■ WHAT THE EXERCISE ASKS ■
Please give nothing except the number of lines in the records below that include the word "true".

■ RECORDS FOR THE TASK ■
*** Block opens ***
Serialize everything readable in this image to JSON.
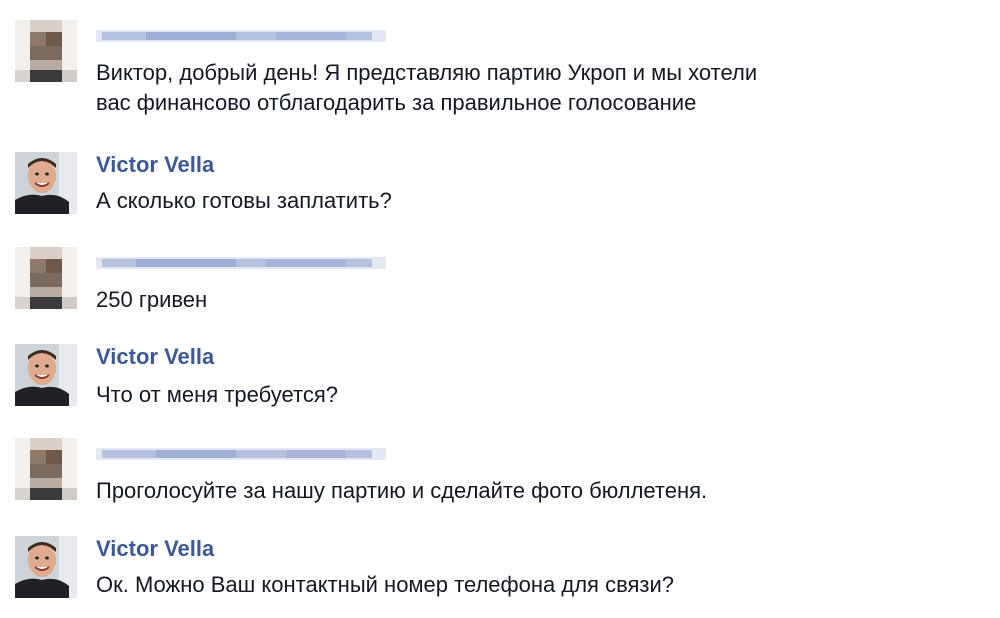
{
  "messages": [
    {
      "sender": "",
      "lines": [
        "Виктор, добрый день! Я представляю партию Укроп и мы хотели",
        "вас финансово отблагодарить за правильное голосование"
      ]
    },
    {
      "sender": "Victor Vella",
      "lines": [
        "А сколько готовы заплатить?"
      ]
    },
    {
      "sender": "",
      "lines": [
        "250 гривен"
      ]
    },
    {
      "sender": "Victor Vella",
      "lines": [
        "Что от меня требуется?"
      ]
    },
    {
      "sender": "",
      "lines": [
        "Проголосуйте за нашу партию и сделайте фото бюллетеня."
      ]
    },
    {
      "sender": "Victor Vella",
      "lines": [
        "Ок. Можно Ваш контактный номер телефона для связи?"
      ]
    }
  ],
  "colors": {
    "name": "#3b5998",
    "text": "#141823",
    "blurred_name": "#a9b6d6"
  },
  "icons": {
    "pixelated_avatar": "pixelated-avatar-icon",
    "profile_photo": "profile-photo-icon"
  }
}
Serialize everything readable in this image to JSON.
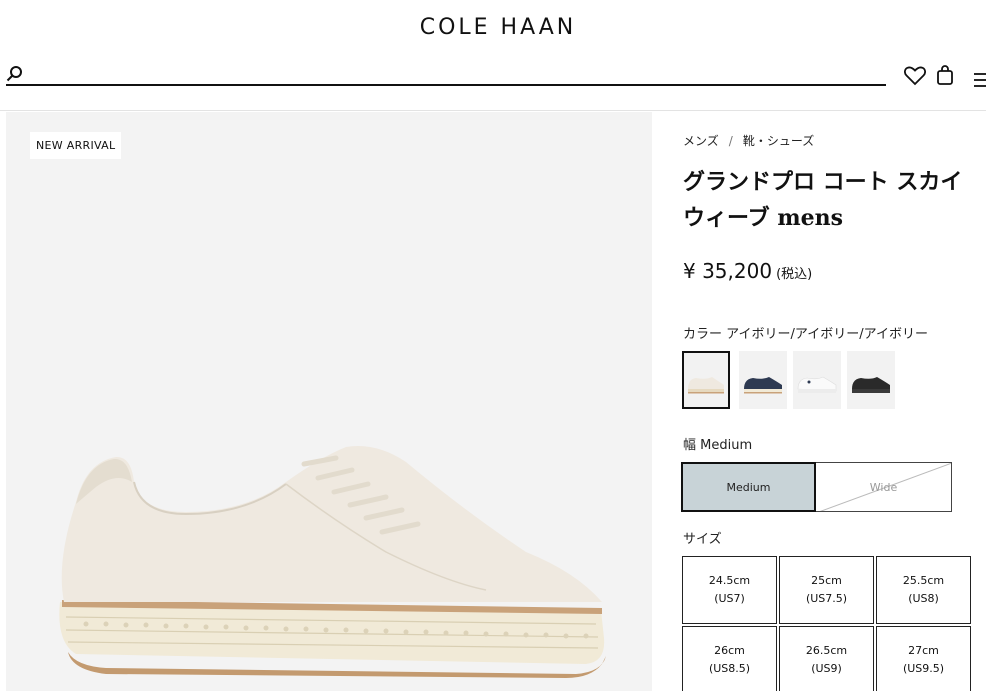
{
  "header": {
    "logo": "COLE HAAN",
    "search_placeholder": "",
    "icons": [
      "search-icon",
      "heart-icon",
      "bag-icon",
      "menu-icon"
    ]
  },
  "product": {
    "badge": "NEW ARRIVAL",
    "breadcrumb": [
      "メンズ",
      "靴・シューズ"
    ],
    "breadcrumb_separator": "/",
    "title_line1": "グランドプロ コート スカイ",
    "title_line2": "ウィーブ mens",
    "price": "¥ 35,200",
    "tax_note": "(税込)",
    "color_label": "カラー アイボリー/アイボリー/アイボリー",
    "swatches": [
      {
        "name": "ivory",
        "upper": "#efe9e0",
        "sole": "#c9a27a",
        "selected": true
      },
      {
        "name": "navy",
        "upper": "#2e3a52",
        "sole": "#c9a27a",
        "selected": false
      },
      {
        "name": "white",
        "upper": "#f7f7f7",
        "sole": "#e6e6e6",
        "selected": false
      },
      {
        "name": "black",
        "upper": "#2a2a2a",
        "sole": "#3a3a3a",
        "selected": false
      }
    ],
    "width_label": "幅 Medium",
    "width_options": [
      {
        "label": "Medium",
        "selected": true,
        "available": true
      },
      {
        "label": "Wide",
        "selected": false,
        "available": false
      }
    ],
    "size_label": "サイズ",
    "sizes": [
      {
        "cm": "24.5cm",
        "us": "(US7)"
      },
      {
        "cm": "25cm",
        "us": "(US7.5)"
      },
      {
        "cm": "25.5cm",
        "us": "(US8)"
      },
      {
        "cm": "26cm",
        "us": "(US8.5)"
      },
      {
        "cm": "26.5cm",
        "us": "(US9)"
      },
      {
        "cm": "27cm",
        "us": "(US9.5)"
      }
    ]
  },
  "colors": {
    "image_bg": "#f3f3f3",
    "selected_width_bg": "#c8d3d7",
    "shoe_upper": "#efe9e0",
    "shoe_sole_band": "#c9a27a"
  }
}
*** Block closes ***
■ EXERCISE OUTPUT ■
3